Goodreads Description:
Three years ago, Madison Culver disappeared when her family was choosing a Christmas tree in Oregon’s Skookum National Forest. She would be eight years old now—if she has survived. Desperate to find their beloved daughter, certain someone took her, the Culvers turn to Naomi, a private investigator with an uncanny talent for locating the lost and missing. Known to the police and a select group of parents as The Child Finder, Naomi is their last hope.

Naomi’s methodical search takes her deep into the icy, mysterious forest in the Pacific Northwest, and into her own fragmented past. She understands children like Madison because once upon a time, she was a lost girl too.

As Naomi relentlessly pursues and slowly uncovers the truth behind Madison’s disappearance, shards of a dark dream pierce the defenses that have protected her, reminding her

of a terrible loss she feels but cannot remember. If she finds Madison, will Naomi ultimately unlock the secrets of her own life?

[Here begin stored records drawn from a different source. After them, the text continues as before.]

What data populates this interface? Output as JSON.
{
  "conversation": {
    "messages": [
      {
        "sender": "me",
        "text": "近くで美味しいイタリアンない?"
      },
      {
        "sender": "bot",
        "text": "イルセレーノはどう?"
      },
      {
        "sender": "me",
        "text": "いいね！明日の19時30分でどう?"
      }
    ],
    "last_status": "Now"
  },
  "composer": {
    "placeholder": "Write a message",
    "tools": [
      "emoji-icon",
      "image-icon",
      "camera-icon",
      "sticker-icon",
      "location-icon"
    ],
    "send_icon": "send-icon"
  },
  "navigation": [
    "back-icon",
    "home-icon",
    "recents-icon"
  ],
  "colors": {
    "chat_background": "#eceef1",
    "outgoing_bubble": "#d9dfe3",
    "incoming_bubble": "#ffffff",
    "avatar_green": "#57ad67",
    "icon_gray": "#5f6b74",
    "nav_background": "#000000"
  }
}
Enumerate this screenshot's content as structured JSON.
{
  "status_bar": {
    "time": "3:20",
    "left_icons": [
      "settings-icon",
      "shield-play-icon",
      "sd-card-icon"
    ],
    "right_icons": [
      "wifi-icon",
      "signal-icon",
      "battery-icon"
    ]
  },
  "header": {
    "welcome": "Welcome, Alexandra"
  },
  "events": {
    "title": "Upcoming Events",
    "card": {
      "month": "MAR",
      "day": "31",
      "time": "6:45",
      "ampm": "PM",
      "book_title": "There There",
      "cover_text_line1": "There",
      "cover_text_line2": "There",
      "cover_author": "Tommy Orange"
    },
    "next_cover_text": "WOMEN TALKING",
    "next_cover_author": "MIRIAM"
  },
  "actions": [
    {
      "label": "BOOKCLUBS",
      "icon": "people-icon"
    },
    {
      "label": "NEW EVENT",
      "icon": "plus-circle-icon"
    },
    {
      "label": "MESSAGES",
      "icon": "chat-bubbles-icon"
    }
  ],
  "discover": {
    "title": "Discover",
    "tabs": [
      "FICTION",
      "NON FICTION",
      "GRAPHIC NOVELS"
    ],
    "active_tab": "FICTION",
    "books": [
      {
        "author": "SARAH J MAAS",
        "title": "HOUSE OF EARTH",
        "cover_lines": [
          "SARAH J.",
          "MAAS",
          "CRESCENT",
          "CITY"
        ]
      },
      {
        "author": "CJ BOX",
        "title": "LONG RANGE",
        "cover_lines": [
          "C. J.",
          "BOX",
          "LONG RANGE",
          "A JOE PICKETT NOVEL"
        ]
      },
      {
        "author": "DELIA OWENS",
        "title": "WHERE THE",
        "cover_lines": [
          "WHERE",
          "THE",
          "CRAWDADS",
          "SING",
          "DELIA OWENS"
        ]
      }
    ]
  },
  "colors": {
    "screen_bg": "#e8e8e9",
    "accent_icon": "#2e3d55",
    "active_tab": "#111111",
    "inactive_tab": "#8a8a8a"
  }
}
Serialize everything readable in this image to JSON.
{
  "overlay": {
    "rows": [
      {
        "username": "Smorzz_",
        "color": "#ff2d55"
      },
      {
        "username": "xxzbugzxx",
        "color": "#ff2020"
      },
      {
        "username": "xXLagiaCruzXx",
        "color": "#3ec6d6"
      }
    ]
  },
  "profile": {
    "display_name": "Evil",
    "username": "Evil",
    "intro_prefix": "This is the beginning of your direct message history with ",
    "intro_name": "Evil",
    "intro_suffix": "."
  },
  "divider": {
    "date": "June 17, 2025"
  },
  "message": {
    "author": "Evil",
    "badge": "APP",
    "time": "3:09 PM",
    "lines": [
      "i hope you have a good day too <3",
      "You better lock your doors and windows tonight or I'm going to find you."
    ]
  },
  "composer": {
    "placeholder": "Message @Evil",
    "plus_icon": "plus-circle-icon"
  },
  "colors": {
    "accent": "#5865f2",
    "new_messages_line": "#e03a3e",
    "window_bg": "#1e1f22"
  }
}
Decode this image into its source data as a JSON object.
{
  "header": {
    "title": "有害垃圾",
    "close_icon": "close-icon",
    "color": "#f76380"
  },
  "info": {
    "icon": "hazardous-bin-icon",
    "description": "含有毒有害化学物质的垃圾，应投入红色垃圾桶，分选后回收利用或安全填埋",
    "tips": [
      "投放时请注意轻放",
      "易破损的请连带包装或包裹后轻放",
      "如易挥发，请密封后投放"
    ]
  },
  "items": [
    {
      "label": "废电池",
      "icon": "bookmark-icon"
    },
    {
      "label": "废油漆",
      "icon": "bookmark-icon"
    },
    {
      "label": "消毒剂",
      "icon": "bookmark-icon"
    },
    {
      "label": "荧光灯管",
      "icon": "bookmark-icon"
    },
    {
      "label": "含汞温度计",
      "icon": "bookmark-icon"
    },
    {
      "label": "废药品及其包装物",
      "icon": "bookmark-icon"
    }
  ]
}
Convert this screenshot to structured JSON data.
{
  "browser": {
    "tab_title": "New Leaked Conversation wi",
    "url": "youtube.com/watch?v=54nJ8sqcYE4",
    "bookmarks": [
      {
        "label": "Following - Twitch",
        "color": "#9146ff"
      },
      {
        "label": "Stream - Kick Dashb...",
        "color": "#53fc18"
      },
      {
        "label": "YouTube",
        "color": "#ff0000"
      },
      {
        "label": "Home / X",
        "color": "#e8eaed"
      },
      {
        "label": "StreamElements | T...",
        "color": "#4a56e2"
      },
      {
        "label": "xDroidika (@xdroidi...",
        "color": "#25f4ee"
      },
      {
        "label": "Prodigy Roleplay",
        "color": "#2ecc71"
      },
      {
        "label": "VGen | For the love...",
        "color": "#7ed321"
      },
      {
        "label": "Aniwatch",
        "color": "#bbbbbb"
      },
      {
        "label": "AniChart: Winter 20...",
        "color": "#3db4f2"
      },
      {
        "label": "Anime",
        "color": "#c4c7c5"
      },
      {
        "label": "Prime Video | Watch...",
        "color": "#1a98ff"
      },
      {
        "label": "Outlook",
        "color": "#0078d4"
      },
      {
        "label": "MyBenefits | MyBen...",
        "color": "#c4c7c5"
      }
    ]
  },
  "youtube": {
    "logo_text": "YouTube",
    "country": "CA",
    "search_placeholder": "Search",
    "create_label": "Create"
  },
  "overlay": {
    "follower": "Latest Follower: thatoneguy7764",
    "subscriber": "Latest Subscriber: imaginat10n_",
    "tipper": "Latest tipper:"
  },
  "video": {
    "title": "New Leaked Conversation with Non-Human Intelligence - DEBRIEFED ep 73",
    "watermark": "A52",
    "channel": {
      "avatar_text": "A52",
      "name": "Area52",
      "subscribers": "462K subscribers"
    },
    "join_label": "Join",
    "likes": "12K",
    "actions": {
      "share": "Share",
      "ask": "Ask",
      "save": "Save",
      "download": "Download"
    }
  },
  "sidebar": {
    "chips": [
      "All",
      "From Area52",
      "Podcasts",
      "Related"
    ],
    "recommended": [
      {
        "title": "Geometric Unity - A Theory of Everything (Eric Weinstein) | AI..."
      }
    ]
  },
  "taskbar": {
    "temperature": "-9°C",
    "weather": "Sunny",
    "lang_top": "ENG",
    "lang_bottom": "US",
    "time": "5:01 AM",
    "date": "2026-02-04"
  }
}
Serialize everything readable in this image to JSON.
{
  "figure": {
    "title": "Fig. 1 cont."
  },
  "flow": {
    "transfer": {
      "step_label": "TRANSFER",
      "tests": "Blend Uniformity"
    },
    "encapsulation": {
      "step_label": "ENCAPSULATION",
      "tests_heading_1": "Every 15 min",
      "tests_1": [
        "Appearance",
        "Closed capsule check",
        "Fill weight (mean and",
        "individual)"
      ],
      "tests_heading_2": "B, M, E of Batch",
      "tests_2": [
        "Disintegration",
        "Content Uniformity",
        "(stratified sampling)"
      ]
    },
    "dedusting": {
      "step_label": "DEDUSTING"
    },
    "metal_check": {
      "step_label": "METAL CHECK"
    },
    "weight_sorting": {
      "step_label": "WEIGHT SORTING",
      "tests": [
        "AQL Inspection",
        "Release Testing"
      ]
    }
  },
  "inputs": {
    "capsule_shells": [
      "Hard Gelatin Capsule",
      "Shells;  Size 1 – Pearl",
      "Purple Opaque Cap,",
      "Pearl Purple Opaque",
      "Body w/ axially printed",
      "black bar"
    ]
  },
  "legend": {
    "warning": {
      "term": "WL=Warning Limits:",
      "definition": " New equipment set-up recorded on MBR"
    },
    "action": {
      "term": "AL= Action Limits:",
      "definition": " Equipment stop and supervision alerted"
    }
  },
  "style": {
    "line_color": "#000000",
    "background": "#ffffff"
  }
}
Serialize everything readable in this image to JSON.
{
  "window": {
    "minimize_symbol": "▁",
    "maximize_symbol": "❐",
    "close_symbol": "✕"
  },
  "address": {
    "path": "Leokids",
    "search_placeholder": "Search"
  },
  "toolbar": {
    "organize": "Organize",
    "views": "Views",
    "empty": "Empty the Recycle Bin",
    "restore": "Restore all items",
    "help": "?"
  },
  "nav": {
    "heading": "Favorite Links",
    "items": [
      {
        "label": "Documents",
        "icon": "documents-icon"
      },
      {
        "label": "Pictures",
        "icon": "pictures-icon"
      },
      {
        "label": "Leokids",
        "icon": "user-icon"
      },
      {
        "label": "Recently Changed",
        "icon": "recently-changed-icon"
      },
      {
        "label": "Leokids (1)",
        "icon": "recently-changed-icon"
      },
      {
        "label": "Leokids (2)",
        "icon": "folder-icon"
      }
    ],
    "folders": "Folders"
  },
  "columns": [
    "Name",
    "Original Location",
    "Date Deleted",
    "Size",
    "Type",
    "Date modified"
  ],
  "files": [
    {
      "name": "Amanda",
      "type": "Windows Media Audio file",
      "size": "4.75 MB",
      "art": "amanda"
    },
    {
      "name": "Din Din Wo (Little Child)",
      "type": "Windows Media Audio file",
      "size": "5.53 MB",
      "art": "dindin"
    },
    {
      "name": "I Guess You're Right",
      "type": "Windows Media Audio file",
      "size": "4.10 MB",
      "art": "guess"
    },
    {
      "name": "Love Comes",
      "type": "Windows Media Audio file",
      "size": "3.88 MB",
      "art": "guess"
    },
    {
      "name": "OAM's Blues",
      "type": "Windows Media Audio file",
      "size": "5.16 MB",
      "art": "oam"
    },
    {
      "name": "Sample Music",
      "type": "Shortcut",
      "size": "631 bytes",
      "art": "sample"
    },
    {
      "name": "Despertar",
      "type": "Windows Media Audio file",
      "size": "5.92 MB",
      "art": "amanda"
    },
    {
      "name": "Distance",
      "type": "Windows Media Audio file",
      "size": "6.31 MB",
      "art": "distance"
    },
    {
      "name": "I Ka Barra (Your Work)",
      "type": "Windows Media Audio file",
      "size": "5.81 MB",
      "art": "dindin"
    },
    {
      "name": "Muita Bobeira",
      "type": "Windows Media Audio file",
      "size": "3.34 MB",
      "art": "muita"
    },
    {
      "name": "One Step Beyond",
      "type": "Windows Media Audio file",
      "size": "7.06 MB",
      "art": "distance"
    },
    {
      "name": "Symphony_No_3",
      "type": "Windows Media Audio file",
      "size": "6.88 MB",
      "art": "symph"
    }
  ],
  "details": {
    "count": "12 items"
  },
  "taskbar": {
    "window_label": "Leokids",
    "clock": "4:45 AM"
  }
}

My Thoughts

Continue reading *Review* The Child Finder by Rene Denfeld